If one has questions about the Public Library Construction Act Grant Program, please contact Mark Shaffer at 217-524-4901, mshaffer [at] ilsos.net; or Pat Boze at 217-782-1892, pboze [at] ilsos.net.
ISL Communications Manager Pat McGuckin stated last month, “Libraries continue to complete the required Annual Library Certification process. The deadline to complete the process is March 31.” The online form and additional information about the process is available at http://www.cyberdriveillinois.com/departments/library/libraries/librarycertification.html.
The annual certification process is a requirement for all library system members, full or developmental, in order to qualify for system services and programs/services from the Illinois State Library. Questions about the process should be emailed to the ISL Library Development Group at firstname.lastname@example.org.
Kimberly Pohl has written articles in the Daily Herald and Daily Herald Business Ledger about colleges reducing hours for adjunct faculty members who are part-time employees to avoid being compelled to give them health insurance under Obamacare. She covered a protest outside the Westin Lombard hotel in early March during the montly meeting of the Illinois Council of Community College Presidents.
In mid-January, NBC reported the same thing about four state schools: Florida’s Palm Beach State College, Pennsylvania’s Community College of Allegheny County, Ohio’s Youngstown State University, and New Jersey’s Kean University. James Joyner noted in his Outside the Beltway (OTB) blog that this was precipitated by the IRS introducing rules to protect adjunct faculty (“New IRS Rules Designed to Help Adjunct Faculty Hurt Them”).
In an ideal world, colleges would hire adjuncts only rarely and for the purposes of teaching niche courses . Most courses would be taught by full-time, tenured or tenure-track faculty making a decent living and fully committed to the life of the institution and its students.
Instead, adjuncts are hired in droves to teach introductory courses almost solely for the purposes of saving money. Full-time professors command decent salaries and benefits and accrue generous retirements, whereas adjuncts are paid a meager sum on a per-course basis. The national average is less than $3000 per course, with some institutions paying as little as a third of that.

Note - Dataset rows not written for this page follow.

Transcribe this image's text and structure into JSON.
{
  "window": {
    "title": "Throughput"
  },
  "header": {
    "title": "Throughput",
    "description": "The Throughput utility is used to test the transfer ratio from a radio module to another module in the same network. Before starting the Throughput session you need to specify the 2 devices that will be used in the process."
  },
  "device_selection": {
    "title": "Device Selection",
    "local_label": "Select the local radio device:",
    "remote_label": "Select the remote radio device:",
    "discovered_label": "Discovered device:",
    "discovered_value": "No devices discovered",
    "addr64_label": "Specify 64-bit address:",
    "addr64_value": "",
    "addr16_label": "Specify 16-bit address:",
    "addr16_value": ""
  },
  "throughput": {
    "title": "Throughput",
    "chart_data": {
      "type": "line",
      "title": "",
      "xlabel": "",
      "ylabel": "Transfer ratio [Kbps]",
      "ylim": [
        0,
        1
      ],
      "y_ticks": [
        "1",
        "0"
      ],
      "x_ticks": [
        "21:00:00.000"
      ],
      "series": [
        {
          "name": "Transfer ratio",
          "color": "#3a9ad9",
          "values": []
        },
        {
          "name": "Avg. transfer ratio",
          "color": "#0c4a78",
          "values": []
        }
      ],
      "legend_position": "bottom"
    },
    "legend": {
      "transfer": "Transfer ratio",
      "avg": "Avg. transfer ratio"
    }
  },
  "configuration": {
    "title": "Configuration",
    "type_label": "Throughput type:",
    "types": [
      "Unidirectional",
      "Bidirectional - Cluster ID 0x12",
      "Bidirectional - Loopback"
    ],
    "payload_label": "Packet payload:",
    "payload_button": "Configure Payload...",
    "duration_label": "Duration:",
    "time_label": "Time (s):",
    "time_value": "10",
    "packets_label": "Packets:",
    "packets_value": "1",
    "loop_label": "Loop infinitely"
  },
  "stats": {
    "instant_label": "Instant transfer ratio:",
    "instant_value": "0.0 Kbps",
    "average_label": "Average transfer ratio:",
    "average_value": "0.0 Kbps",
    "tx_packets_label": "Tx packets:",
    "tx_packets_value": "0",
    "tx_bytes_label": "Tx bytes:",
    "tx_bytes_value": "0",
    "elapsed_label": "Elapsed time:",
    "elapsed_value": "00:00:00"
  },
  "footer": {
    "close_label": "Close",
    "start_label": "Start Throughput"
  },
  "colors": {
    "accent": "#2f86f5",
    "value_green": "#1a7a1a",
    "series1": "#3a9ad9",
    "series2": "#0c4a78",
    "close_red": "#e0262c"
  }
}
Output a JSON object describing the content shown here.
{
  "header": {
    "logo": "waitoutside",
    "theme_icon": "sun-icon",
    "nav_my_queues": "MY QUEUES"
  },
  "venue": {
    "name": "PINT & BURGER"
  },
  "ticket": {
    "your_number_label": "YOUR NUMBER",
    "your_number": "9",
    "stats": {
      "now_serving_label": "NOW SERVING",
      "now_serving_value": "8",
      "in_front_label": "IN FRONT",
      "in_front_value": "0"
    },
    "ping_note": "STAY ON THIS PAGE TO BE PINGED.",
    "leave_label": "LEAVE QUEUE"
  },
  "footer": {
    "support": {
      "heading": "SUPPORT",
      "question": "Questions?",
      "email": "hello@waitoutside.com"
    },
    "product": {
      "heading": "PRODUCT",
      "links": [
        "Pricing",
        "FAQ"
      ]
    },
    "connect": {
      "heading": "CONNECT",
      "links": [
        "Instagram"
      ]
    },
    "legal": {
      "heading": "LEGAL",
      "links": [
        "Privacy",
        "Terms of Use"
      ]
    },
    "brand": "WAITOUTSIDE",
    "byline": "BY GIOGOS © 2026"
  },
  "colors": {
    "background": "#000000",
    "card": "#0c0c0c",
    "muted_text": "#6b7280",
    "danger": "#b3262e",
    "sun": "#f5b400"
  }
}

The IRS is of course right that adjunct work hours should include time they spend working for the university, even if they’re not in front of the classroom. They are, after all, expected to grade papers and examinations and prepare for their lectures. The redefinition of “full-time” as a 30 hour week strikes me as odd, since we’ve traditionally defined it as 40 hours and most of us work more than that; but I’m generally in favor of making it less desirable to employ not-quite-full-time employees for the sole purpose of screwing them out of benefits.
 It was called the Blue Moon amnesty because the last one was held in 1992 and the previous one was in 1985.